Maybe he's playing a little politics here, but Mayor Berry's resolution supporting Kirtland Air Force Base could help undo some of the damage done when the four Democratic members of the council voted for a resolution asking that nuclear weapons said to be stored at Kirtland be removed to Texas. The five R councilors voted it down.

Berry's resolution notes the $5.6 billion impact of Kirtland and Sandia Labs in urging the council to adopt it at their meeting next Monday. The five R's can be expected to support the resolution. The four Dems would be best advised to go along in the middle of an election season where jobs and the economy are the number one issue. If they don't, the R's are sure to score political points.

But this is nonpartisan stuff or at least it should be. The base could again be targeted for closure in the near future and a resolution with all nine councilors in support would help repair the damage done by that earlier resolution.


Also from City Hall, the Republican majority council swings hard to the right as it forms a redistricting committee to draw new council boundaries based on this year's census. Attorney Mickey Barnett and former Attorney General Hal Stratton are top names on the panel. They are known for fierce partisanship, putting Dems on notice that there could be a move to strengthen the GOP on the council. The most prominent Dem on the panel is ABQ State Senator Linda Lopez, but it's anyone's guess these days on how Linda will turn. The redistricting is expected to take place late this year.


The Denish-Martinez contest isn't the only one in the state featuring two women and drawing lots of attention. Up in Los Alamos nine-term GOP incumbent State Rep. Jeanette Wallace, 76, is facing a spirited challenge from Democrat and third grade teacher Stephanie Richard, 36, who grew up in Silver City. R's think Jeanette will hang on, but this would be a good pick-up for the Dems and help balance out some of the losses they expect elsewhere.


Las Cruces area State Rep. Andy Nunez , the 74 year old chairman of the state House Agriculture and Water Resources Committee, reveals how even during this Great Recession major segments of the state Democratic Party have become completely disconnected from middle-class and lower-income New Mexicans:

"I would not oppose a bill to reinstate the food tax. It doesn't really hurt the real poor because most of them are on food stamps," said Nuñez..

Well, it may not hurt the "real poor" but what about the secretary making $30,000 a year and can't get food stamps.
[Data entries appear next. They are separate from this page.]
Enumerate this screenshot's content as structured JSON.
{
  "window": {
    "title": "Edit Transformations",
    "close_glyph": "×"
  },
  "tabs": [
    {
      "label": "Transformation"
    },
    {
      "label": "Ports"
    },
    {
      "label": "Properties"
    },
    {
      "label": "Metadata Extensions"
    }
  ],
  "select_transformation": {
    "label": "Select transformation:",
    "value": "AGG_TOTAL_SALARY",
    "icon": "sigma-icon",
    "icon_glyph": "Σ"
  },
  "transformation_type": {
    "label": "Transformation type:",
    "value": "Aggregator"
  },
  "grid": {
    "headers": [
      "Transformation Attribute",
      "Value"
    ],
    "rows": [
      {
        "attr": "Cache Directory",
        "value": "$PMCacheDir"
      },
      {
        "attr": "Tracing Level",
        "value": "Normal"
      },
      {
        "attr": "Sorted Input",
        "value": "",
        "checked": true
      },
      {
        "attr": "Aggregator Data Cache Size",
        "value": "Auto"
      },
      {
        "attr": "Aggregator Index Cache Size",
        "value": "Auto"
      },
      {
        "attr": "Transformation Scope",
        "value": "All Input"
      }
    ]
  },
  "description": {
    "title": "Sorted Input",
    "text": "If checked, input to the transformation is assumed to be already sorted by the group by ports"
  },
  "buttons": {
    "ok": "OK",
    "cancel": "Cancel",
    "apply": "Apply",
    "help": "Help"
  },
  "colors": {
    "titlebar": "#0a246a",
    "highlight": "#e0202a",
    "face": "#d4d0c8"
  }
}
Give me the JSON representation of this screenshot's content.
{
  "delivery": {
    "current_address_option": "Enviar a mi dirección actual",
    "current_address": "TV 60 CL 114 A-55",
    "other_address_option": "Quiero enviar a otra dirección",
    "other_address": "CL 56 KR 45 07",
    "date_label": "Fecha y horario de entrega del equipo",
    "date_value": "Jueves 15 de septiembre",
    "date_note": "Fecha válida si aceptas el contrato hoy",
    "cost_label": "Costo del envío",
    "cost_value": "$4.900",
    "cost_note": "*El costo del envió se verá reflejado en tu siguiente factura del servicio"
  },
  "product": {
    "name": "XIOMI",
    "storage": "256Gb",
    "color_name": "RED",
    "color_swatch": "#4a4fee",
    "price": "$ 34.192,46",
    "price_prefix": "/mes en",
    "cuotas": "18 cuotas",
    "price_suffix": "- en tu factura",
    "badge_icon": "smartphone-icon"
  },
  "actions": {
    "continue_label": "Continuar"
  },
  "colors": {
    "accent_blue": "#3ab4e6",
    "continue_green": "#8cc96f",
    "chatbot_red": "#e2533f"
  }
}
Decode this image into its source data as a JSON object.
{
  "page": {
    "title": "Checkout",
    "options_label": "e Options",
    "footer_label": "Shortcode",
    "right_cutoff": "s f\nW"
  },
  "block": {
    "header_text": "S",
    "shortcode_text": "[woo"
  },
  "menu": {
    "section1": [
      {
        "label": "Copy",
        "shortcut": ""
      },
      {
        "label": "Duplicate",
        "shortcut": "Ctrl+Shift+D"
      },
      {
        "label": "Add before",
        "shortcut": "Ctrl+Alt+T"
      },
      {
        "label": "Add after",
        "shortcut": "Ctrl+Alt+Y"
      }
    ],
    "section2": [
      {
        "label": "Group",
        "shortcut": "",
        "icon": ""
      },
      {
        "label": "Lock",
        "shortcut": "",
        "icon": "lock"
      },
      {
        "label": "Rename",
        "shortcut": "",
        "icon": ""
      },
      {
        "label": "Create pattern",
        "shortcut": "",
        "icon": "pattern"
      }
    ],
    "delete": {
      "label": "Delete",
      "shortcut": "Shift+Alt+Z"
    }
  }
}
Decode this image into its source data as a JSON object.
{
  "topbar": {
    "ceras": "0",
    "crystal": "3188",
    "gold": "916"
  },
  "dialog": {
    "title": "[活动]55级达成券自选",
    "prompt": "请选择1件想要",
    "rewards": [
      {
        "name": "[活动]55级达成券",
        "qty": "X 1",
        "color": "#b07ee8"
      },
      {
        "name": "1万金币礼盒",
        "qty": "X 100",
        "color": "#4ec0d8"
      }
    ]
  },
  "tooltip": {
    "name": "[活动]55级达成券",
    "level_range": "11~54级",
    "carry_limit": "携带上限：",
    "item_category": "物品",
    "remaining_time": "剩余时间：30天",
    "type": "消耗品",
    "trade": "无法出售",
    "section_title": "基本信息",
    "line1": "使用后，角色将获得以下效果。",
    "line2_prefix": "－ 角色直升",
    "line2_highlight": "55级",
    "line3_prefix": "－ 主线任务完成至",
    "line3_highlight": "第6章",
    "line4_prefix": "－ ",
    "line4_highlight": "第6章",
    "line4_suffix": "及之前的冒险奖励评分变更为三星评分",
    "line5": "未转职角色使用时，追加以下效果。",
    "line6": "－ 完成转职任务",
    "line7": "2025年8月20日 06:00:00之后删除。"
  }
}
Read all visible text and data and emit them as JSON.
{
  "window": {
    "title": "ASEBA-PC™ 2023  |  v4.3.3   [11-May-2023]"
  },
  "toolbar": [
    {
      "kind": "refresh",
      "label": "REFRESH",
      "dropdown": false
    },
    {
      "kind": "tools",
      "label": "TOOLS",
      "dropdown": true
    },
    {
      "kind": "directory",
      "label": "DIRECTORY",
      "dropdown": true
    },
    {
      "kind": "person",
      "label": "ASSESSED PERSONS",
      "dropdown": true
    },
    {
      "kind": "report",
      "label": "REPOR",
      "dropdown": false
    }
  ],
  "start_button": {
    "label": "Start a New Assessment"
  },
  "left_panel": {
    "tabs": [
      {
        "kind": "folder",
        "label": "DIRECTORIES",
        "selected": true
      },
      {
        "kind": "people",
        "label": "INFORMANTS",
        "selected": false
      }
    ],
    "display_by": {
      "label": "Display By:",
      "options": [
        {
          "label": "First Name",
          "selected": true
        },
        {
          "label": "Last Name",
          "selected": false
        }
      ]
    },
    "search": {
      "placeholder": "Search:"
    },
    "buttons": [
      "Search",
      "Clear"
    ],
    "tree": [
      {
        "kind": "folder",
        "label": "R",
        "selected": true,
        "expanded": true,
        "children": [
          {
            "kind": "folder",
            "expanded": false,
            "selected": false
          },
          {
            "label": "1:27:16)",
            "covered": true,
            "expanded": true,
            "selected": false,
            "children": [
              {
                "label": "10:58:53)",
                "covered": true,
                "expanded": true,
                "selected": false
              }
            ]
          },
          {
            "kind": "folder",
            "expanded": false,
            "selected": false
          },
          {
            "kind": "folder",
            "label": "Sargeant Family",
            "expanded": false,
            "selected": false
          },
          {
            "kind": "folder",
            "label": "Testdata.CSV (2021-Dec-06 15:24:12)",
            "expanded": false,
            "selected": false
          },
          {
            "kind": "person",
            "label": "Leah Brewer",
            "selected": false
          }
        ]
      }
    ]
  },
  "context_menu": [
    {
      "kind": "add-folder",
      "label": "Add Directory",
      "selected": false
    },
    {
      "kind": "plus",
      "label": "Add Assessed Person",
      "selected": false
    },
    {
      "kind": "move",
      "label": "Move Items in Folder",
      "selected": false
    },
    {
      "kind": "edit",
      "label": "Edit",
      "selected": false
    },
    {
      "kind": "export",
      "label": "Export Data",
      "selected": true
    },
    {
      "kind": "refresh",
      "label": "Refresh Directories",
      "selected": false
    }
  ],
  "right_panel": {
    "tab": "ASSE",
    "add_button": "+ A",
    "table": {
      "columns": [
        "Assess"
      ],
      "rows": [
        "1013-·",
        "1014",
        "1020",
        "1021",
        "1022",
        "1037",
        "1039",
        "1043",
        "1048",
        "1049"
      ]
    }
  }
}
Or a seasonal construction worker making $25,000 a year?

Andy is in a district that can swing Republican, but taxing food isn't going to get the Democratic Party where it needs to go in this new age of austerity.


The murky message of Diane Denish continues to aggravate the Alligators who are now getting quite pointed in their analysis. An example:

If Denish loses it will because she is the least defined Democratic candidate to run for a major New Mexico office in years. She has allowed her opponent to define her--the Richardson affiliation being the most damaging.

A Denish loss likely will rank as the biggest example of political hubris in state history. In light of the Tea Party movement and the visceral anger that started growing last summer during the health-care debate, Denish should have come out swinging for the fence with something, anything bold enough to grab voters emotionally. Instead at this late date, she continues to pursue this nebulous "New Mexico families" strategy.

Families don't vote. Pissed-off, motivated people angered by their current condition vote..

Amen. We would add that in these tenuous times voters are looking for strong leadership. Martinez's pledge of "bold change" is sloganeering without example, but the campaign has revealed she has an inner confidence and a desire to be in front of the parade. Those are character traits that can have profound appeal with an electorate marinating in insecurity.


How about the Denish campaign following up today's Espanola visit by former President Clinton with one by Michelle Obama? Denish's support among Democratic women is flagging. Maybe the mom-in-chief, now out on the campaign trail, could give her a boost.

This is the home of New Mexico politics.

Email your news and comments. Interested in advertising here? Drop us a line.

Not for reproduction without permission of the author
website design by limwebdesign